[AIM OF THE EXERCISE]
Only the lines holding the string "Settings" are needed; copy each of them from the data.

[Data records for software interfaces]
>>>

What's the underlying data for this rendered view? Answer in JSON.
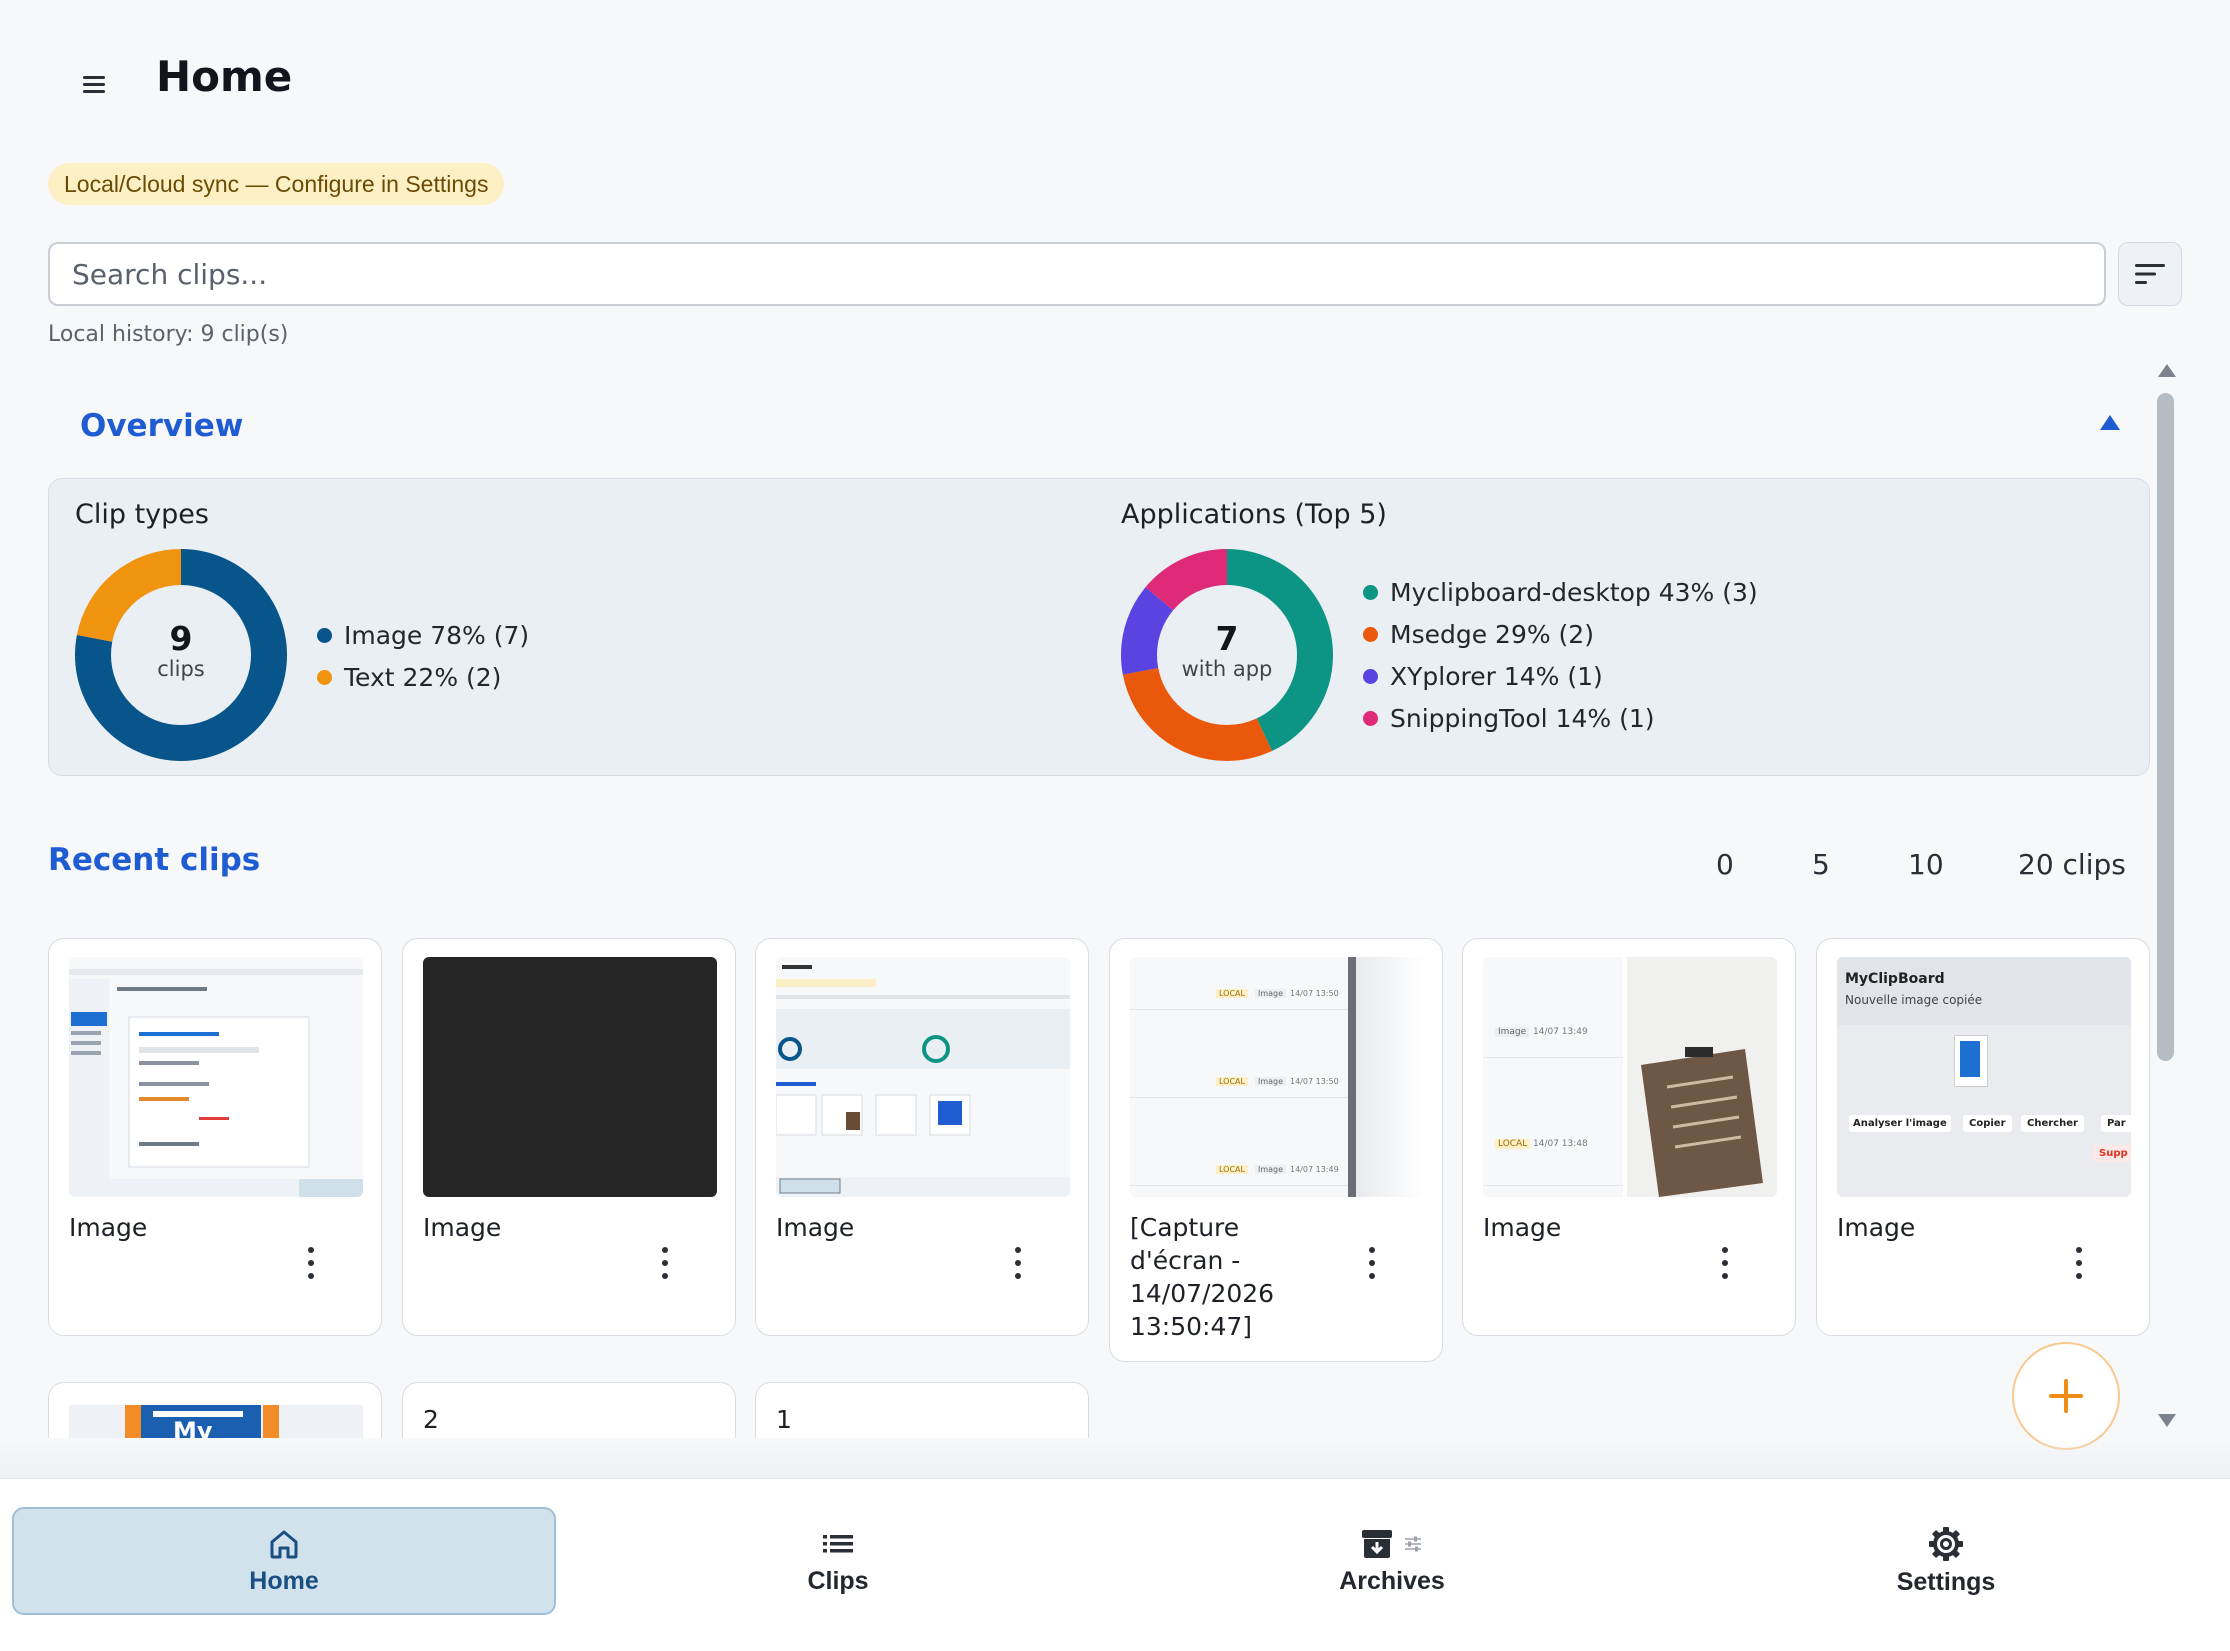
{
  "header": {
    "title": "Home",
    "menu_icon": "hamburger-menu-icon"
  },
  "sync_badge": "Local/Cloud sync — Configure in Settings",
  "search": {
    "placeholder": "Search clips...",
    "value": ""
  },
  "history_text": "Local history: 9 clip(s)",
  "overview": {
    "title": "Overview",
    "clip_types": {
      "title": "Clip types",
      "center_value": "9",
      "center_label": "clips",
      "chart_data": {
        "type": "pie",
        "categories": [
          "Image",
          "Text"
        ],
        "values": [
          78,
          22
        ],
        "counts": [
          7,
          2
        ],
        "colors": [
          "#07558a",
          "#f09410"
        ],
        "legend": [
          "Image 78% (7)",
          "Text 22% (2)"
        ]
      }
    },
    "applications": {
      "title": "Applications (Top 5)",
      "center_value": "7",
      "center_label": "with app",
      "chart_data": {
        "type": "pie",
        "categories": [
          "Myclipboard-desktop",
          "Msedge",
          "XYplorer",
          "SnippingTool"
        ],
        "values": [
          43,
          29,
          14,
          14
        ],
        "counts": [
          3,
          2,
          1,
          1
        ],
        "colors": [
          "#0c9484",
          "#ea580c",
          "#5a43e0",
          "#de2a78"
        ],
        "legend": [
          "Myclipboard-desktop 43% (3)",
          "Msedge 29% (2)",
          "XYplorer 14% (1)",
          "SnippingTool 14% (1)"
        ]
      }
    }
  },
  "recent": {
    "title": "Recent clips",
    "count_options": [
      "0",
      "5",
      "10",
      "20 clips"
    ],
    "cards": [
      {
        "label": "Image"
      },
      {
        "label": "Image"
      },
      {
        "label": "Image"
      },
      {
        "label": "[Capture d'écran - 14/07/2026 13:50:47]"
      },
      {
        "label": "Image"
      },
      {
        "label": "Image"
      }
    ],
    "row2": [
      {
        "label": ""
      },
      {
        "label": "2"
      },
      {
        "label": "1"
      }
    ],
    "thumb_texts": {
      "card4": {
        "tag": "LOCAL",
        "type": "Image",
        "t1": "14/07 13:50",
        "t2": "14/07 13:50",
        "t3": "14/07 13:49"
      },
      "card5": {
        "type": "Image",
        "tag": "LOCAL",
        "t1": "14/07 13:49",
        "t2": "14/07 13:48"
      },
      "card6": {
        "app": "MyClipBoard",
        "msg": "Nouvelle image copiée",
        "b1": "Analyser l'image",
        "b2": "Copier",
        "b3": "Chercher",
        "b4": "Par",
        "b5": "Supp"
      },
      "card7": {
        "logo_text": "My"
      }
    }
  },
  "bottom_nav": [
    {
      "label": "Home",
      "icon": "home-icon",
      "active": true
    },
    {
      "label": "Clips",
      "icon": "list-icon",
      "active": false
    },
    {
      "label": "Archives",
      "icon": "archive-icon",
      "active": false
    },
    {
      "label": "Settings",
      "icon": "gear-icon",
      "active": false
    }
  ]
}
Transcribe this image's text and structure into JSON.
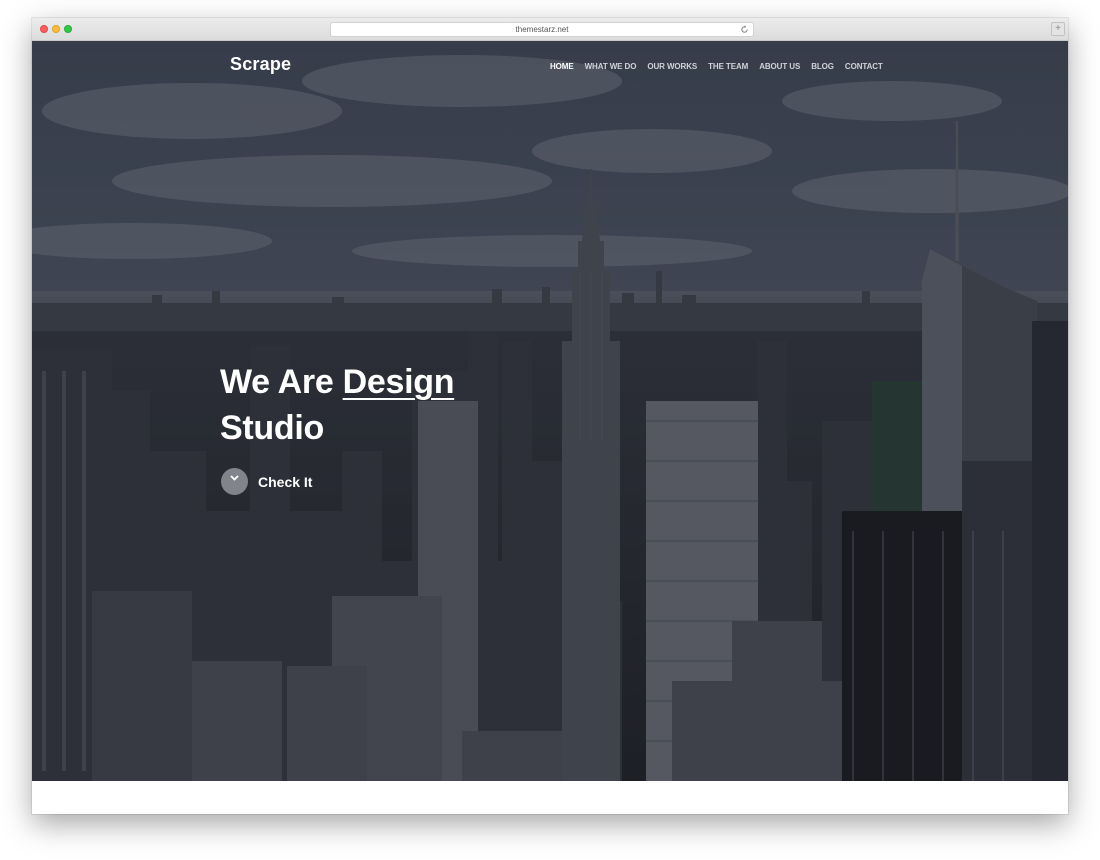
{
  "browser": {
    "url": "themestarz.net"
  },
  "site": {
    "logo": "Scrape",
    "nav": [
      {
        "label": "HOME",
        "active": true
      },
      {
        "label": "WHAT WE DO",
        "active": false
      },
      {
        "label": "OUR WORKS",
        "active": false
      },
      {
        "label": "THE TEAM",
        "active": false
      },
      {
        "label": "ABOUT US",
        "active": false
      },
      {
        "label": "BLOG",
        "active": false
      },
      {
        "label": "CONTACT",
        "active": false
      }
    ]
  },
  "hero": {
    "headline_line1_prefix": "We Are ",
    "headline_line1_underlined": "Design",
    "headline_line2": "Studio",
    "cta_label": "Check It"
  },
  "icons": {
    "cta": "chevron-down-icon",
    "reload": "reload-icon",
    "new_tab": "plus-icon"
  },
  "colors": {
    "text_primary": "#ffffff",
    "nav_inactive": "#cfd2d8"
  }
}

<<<

[WRITTEN REPLY]
  "sync_badge": "Local/Cloud sync — Configure in Settings",
      "label": "Settings",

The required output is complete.